[Items listed in a dataset]
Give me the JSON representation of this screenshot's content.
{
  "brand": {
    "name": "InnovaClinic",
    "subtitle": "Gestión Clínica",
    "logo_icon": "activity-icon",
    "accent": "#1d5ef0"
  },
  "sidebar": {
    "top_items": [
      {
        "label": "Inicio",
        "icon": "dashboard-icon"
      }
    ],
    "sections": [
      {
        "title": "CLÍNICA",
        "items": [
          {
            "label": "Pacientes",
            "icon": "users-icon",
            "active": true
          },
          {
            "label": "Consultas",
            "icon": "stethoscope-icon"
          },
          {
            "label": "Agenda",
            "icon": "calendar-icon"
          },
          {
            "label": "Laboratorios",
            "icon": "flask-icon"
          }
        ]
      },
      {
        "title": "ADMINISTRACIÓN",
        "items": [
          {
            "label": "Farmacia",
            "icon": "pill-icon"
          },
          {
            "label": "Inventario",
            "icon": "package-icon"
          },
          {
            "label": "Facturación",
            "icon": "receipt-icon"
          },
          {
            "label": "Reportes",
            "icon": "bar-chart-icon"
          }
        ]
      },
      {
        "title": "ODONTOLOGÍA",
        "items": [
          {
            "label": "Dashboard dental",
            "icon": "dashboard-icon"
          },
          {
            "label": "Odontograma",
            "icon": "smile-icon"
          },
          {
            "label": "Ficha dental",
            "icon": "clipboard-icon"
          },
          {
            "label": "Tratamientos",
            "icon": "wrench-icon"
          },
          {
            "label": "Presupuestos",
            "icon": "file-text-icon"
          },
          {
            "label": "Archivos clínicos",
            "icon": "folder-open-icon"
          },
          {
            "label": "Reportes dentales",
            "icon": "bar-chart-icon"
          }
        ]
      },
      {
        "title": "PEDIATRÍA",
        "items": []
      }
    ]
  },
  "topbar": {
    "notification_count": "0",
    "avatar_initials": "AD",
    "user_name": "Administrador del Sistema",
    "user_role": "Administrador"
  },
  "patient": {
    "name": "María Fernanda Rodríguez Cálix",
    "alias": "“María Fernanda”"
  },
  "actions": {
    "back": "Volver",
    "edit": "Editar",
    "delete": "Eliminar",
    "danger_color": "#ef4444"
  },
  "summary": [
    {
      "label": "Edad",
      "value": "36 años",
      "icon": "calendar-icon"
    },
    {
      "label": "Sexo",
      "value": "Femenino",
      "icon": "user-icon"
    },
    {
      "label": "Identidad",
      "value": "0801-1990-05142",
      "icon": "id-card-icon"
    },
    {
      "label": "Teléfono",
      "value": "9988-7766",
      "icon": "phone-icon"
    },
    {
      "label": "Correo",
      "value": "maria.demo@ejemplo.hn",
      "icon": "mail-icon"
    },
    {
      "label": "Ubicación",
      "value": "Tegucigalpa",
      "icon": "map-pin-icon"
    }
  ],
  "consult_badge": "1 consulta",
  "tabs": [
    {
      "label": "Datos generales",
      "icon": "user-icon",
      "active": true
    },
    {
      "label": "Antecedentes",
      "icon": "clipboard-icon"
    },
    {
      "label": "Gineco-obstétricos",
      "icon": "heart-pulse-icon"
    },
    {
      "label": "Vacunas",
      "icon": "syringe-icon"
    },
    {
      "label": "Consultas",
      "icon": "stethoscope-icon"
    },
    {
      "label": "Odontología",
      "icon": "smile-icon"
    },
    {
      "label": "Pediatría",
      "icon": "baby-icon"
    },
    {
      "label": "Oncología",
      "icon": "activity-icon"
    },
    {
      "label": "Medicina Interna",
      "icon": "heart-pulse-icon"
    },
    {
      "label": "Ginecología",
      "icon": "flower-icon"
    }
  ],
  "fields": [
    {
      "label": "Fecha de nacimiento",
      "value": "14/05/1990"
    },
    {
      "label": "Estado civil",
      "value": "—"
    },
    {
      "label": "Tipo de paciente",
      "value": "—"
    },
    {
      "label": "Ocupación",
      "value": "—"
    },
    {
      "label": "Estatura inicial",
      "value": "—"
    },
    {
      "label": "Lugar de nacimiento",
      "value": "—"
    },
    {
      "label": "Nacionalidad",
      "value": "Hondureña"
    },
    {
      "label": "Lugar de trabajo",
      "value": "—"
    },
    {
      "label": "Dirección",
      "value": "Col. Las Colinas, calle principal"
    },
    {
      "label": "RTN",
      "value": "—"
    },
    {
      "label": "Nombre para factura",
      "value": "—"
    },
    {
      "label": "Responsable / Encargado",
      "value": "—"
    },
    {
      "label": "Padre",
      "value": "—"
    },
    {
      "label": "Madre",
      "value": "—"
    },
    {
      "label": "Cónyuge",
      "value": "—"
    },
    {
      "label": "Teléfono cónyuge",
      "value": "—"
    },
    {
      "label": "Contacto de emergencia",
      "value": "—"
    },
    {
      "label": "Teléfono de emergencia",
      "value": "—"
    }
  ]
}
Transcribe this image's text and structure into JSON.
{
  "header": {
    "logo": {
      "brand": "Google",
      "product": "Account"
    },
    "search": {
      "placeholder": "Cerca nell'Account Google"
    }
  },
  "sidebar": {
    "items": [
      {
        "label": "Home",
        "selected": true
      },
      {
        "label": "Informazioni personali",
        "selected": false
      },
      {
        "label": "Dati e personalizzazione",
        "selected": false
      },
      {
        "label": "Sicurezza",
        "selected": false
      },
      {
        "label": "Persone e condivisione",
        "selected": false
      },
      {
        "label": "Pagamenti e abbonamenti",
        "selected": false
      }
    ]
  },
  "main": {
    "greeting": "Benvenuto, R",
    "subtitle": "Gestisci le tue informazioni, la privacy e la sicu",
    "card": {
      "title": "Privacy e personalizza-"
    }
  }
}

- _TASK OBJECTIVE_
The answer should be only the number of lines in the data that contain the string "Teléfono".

- _EXERCISE SOLUTION_
3